The Doing Psychology component is broken into two parts taking place at the beginning of each teaching block - in week 1 and after the mid-semester break in week 7 respectively.



These six lectures will focus on how human memory works, including your memory. They will include what is known about memory from scientific studies, and how you can apply the understanding of memory to improve how you use your own memory, how to enhance your own study and learning at university, and in so doing reduce exam stress across all of the courses that you take, not just for Psychology.

These lectures consider why the world seems like it does to us. We will explore the field of perception, focusing mainly on vision, from the low-level firing of sensory receptors, through the perception of complex forms in 3D space, to visual attention and the use of vision to guide action.

The study of animal learning was a cornerstone of psychology from the 1930s to the 1970s and is as relevant now for understanding humans as it was back then for studying animals. This module will provide an introduction to classical and instrumental conditioning and related topics. It will also introduce preparedness and other areas of learning theory that are at the intersection of the evolutionary history of a species and how it interacts with the environment.

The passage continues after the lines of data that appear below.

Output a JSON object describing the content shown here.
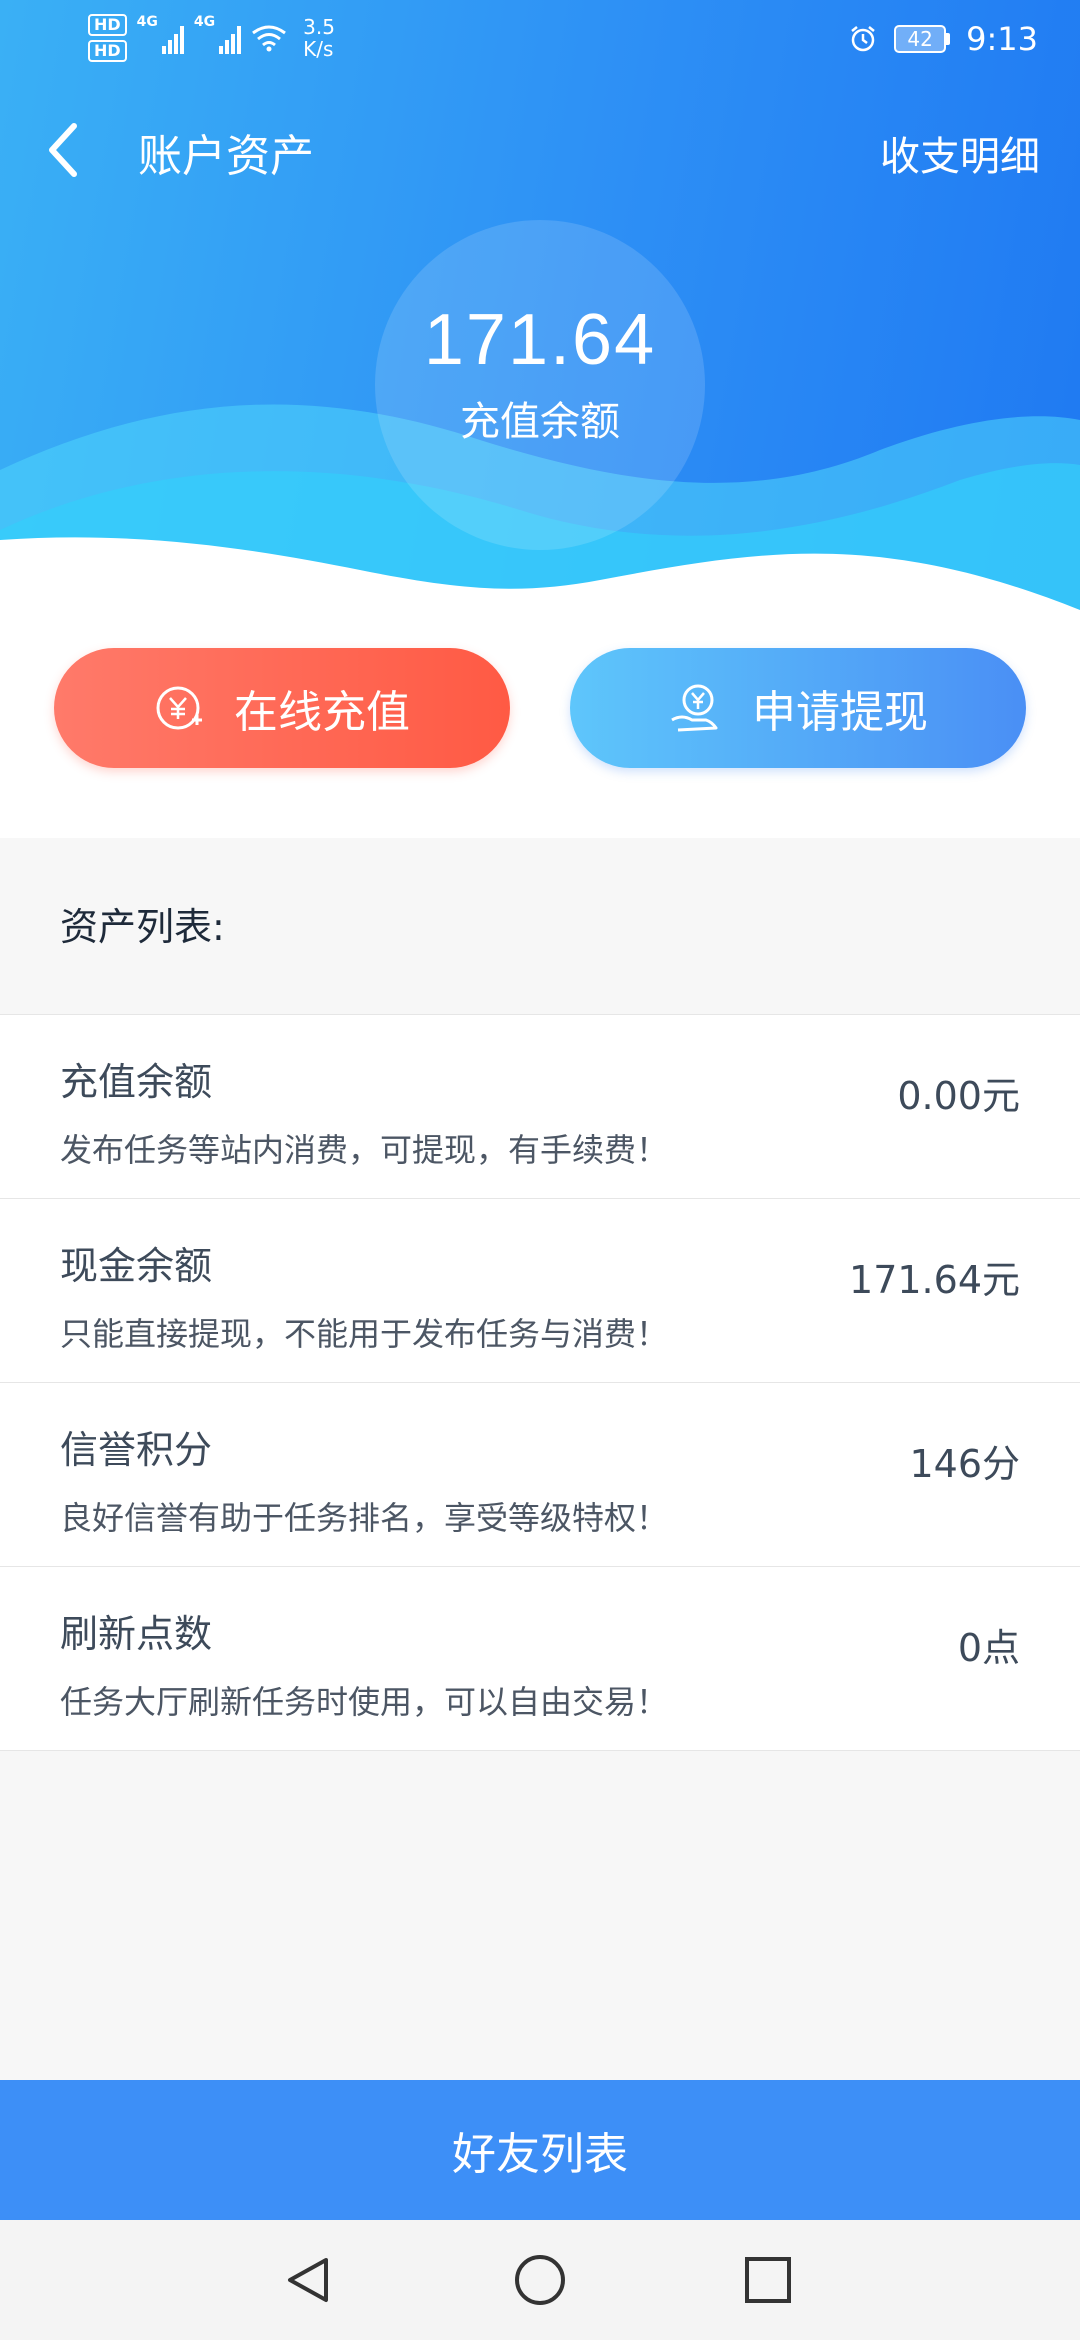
{
  "status_bar": {
    "sim1": "HD",
    "sim2": "HD",
    "net1": "4G",
    "net2": "4G",
    "speed_value": "3.5",
    "speed_unit": "K/s",
    "battery": "42",
    "time": "9:13",
    "icons": [
      "hd-icon",
      "signal-icon",
      "wifi-icon",
      "alarm-icon",
      "battery-icon"
    ]
  },
  "navbar": {
    "title": "账户资产",
    "right_link": "收支明细"
  },
  "balance": {
    "amount": "171.64",
    "label": "充值余额"
  },
  "actions": {
    "recharge": "在线充值",
    "withdraw": "申请提现"
  },
  "asset_list": {
    "heading": "资产列表:",
    "items": [
      {
        "name": "充值余额",
        "desc": "发布任务等站内消费，可提现，有手续费！",
        "value": "0.00元"
      },
      {
        "name": "现金余额",
        "desc": "只能直接提现，不能用于发布任务与消费！",
        "value": "171.64元"
      },
      {
        "name": "信誉积分",
        "desc": "良好信誉有助于任务排名，享受等级特权！",
        "value": "146分"
      },
      {
        "name": "刷新点数",
        "desc": "任务大厅刷新任务时使用，可以自由交易！",
        "value": "0点"
      }
    ]
  },
  "footer": {
    "friends_button": "好友列表"
  },
  "colors": {
    "header_start": "#3ab0f5",
    "header_end": "#1f79f2",
    "recharge_button": "#ff5a44",
    "withdraw_button": "#4a8ff5",
    "bottom_button": "#3d8ff7"
  }
}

We are biological creatures, and the mind is the product of brain structure and function. This is why psychologists are interested in brains - or, more generally, in the nervous system that enables us to perceive the world around us, process information, and control the way we move and interact with our environment.